“It’s now become something that is being talked about on television, on radio, and in newspapers. And Angela is right, it has been effectively licenced within the last nine months.

“We’re the Labour party. We’ve got to be about fairness, and tolerance, and equality. It’s in our DNA. So for us to be reduced to this infighting is awful. Now, I understand why people feel passionately about the future of our party – I feel passionately about that. I feel we’re in danger of splitting and being destroyed.

“But we can’t tolerate it. And it isn’t good enough for Jeremy simply to say he has threats too. Well, I’ve had death threats, I’ve had threats too, but I’m telling him, it’s got to be stamped out. We’ve got to have zero tolerance of this in the Labour party.”

While Smith’s conclusion is correct, his analysis is worryingly wrong.

Whether it is out of incompetence or an unwillingness to see the extent of the situation, Corbyn has done very little to stamp out abuse in his party, which has thus been allowed to escalate. It is fair enough of Smith to criticise him for his failure to stem the flow and punish the perpetrators.

It is also reasonable to condemn Corbyn's inability to stop allies like Chancellor John McDonnell and Unite leader Len McCluskey using violent language (“lynch mob”, “fucking useless”, etc) about their opponents, which feeds into the aggressive atmosphere. Though, as I’ve written before, Labour politicians on all sides have a duty to watch their words.

But it’s when we see how Smith came to the point of urging Corbyn to take more responsibility that we should worry. Smith confidently argues that there wasn’t “this sort of abuse and intolerance, misogyny, antisemitism” in the party before Corbyn was voted in. (I assume when he says “this sort”, he means online, death threats, letters, and abuse at protests. The sort that has been high-profile recently).
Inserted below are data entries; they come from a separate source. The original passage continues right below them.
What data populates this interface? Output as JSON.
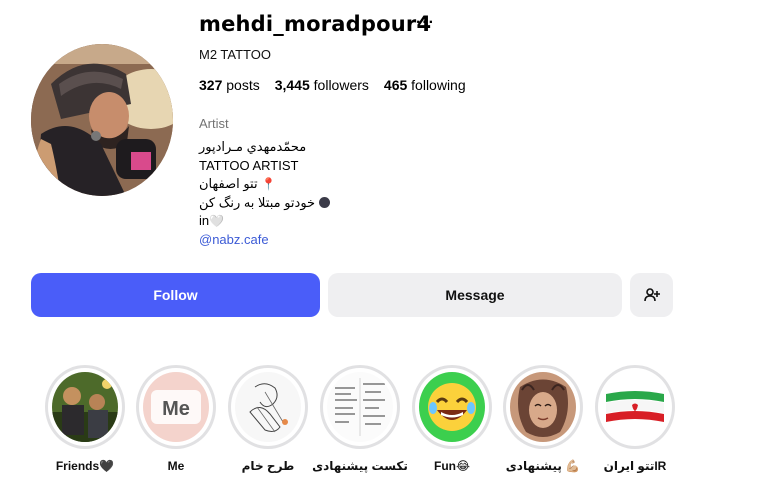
{
  "profile": {
    "username": "mehdi_moradpour4",
    "more_label": "···",
    "full_name": "M2 TATTOO",
    "stats": {
      "posts_count": "327",
      "posts_label": "posts",
      "followers_count": "3,445",
      "followers_label": "followers",
      "following_count": "465",
      "following_label": "following"
    },
    "category": "Artist",
    "bio": {
      "line1": "محمّدمهدي مـرادپور",
      "line2": "TATTOO ARTIST",
      "line3_text": "تتو اصفهان",
      "line3_emoji": "📍",
      "line4_text": "خودتو مبتلا به رنگ کن",
      "line5_text": "in",
      "line5_emoji": "🤍",
      "link": "@nabz.cafe"
    }
  },
  "actions": {
    "follow_label": "Follow",
    "message_label": "Message",
    "add_user_icon": "person-plus-icon"
  },
  "highlights": [
    {
      "label": "Friends🖤",
      "icon": "friends-photo"
    },
    {
      "label": "Me",
      "icon": "me-text"
    },
    {
      "label": "طرح خام",
      "icon": "sketch-drawing"
    },
    {
      "label": "تکست پیشنهادی",
      "icon": "text-samples"
    },
    {
      "label": "Fun😂",
      "icon": "laughing-emoji"
    },
    {
      "label": "پیشنهادی 💪🏼",
      "icon": "tattoo-portrait"
    },
    {
      "label": "تتو ایرانIR",
      "icon": "iran-flag"
    }
  ],
  "colors": {
    "follow_button": "#4a5df9",
    "secondary_button": "#efeff1",
    "link": "#3c5bd6",
    "muted_text": "#737373",
    "highlight_ring": "#e1e1e3"
  }
}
This is naïve. Anyone involved in Labour politics – or anything close to it – for longer than Corbyn’s leadership could tell Smith that misogyny and antisemitism have been around for a pretty long time. Perhaps because Smith isn’t the prime target, he hasn’t been paying close enough attention. Sexism wasn’t just invented nine months ago, and we shouldn’t let the belief set in that it did – then it simply becomes a useful tool for Corbyn’s detractors to bash him with, rather than a longstanding, structural problem to solve.

Smith's lament that “it’s now become something that is being talked about” is also jarring. Isnt it a good thing that such abuse is now being called out so publicly, and closely scrutinised by the media?

In my eyes, this is a bit like the argument that Corbyn has lost Labour’s heartlands. No, he hasn’t. They have been slowly slipping away for years – and we all noticed when Labour took a beating in the last general election (way before Corbyn had anything to do with the Labour leadership). As with the abuse, Corbyn hasn’t done much to address this, and his inaction has therefore exacerbated it. But if we tell ourselves that it started with him, then we’re grasping for a very, very simple solution (remove Corbyn = automatic win in the North, and immediate erasure of misogyny and antisemitism) to a problem we have catastrophically failed to analyse.

Anoosh Chakelian is deputy web editor at the New Statesman.